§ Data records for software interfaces
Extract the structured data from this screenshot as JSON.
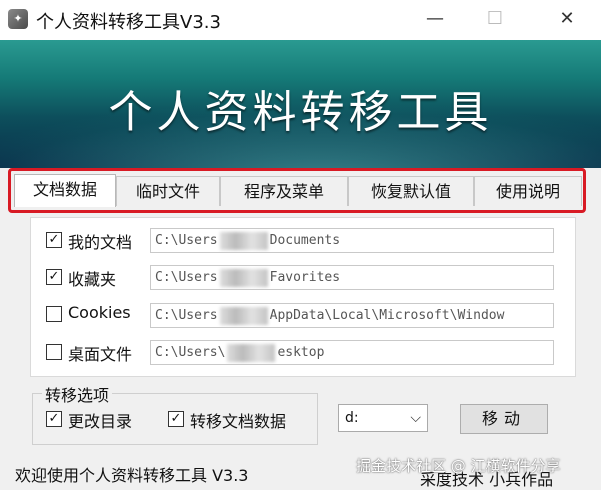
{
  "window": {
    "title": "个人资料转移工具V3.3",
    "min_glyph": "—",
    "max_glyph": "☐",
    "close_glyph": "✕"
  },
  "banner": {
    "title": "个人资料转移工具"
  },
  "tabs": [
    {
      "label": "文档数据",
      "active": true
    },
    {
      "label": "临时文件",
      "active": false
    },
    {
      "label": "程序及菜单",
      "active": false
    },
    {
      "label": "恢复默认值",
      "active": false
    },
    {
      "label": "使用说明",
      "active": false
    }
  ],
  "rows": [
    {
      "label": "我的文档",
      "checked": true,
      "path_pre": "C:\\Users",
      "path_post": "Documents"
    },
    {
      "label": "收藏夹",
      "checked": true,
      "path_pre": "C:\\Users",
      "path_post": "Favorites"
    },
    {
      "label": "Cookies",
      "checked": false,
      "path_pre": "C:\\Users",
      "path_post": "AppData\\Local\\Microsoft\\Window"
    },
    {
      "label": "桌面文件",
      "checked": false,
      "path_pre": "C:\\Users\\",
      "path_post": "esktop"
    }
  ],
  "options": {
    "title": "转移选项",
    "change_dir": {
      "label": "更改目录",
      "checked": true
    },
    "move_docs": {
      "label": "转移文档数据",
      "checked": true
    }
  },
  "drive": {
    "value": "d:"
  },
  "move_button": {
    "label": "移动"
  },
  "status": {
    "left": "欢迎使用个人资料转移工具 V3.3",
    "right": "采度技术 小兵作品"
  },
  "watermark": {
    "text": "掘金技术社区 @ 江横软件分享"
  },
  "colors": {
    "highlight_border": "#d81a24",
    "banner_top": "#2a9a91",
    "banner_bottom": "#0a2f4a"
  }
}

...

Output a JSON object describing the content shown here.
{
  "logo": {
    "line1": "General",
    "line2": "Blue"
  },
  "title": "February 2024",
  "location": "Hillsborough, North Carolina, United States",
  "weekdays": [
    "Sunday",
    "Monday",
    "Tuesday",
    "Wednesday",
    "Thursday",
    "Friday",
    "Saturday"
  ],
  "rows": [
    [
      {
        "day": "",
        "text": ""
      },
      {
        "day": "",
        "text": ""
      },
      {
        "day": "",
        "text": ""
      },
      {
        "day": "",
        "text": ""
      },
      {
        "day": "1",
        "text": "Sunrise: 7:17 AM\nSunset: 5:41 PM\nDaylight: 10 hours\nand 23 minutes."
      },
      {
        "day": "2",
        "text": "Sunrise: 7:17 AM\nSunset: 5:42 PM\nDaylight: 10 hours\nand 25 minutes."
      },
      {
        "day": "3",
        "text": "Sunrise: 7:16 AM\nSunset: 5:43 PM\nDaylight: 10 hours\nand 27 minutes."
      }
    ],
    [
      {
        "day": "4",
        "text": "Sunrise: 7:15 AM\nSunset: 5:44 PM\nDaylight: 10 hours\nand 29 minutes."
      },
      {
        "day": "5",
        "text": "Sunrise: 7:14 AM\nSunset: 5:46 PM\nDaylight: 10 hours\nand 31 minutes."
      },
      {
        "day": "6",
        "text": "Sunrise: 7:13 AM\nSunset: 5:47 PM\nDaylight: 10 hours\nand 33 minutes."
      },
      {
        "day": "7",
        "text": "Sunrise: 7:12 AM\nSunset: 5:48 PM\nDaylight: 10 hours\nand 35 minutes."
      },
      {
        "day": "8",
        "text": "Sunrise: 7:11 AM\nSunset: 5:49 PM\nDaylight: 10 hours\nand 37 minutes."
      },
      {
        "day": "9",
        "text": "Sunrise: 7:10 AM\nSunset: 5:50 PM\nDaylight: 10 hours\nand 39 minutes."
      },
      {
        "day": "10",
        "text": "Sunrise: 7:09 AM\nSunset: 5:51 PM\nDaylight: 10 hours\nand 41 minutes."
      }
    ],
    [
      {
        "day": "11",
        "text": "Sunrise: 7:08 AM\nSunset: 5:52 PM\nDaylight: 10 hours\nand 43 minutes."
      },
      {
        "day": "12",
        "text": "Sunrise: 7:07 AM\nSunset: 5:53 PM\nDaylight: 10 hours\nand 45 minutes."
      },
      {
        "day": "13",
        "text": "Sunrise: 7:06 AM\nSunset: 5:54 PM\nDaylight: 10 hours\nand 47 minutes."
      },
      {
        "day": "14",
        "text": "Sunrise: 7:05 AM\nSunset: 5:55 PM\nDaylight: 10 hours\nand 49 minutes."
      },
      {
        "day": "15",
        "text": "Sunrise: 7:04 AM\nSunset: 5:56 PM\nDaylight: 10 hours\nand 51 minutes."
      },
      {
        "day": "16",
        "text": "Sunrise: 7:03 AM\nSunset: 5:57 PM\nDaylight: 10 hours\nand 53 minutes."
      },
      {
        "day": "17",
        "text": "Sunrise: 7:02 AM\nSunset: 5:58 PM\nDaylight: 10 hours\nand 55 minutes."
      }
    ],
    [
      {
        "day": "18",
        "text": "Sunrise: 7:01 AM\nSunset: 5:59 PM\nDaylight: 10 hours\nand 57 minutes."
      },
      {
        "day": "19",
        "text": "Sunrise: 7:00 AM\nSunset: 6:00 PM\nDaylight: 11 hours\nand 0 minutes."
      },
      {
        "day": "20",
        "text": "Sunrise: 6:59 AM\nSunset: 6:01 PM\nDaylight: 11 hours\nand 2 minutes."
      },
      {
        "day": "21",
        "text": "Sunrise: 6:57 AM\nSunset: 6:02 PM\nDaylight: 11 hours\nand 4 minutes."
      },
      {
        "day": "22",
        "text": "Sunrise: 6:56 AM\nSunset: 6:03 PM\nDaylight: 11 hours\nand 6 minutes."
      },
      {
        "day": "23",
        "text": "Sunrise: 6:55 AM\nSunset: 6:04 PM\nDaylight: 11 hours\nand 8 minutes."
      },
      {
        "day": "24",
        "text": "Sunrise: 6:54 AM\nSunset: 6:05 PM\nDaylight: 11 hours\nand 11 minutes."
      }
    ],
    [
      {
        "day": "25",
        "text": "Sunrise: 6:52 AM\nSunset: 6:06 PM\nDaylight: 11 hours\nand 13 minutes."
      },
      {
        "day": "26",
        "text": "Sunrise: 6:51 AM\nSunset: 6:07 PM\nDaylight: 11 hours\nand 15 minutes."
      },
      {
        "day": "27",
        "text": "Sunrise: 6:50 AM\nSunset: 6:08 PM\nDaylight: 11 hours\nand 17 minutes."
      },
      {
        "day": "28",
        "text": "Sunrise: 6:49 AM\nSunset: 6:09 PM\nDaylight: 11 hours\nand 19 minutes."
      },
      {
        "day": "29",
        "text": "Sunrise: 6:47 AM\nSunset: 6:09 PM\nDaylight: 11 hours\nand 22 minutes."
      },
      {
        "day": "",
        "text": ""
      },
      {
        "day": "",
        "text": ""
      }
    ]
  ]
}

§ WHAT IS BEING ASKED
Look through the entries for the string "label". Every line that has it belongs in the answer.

§ PROBLEM SOLUTION
      "label": "文档数据",
      "label": "临时文件",
      "label": "程序及菜单",
      "label": "恢复默认值",
      "label": "使用说明",
      "label": "我的文档",
      "label": "收藏夹",
      "label": "Cookies",
      "label": "桌面文件",
      "label": "更改目录",
      "label": "转移文档数据",
    "label": "移动"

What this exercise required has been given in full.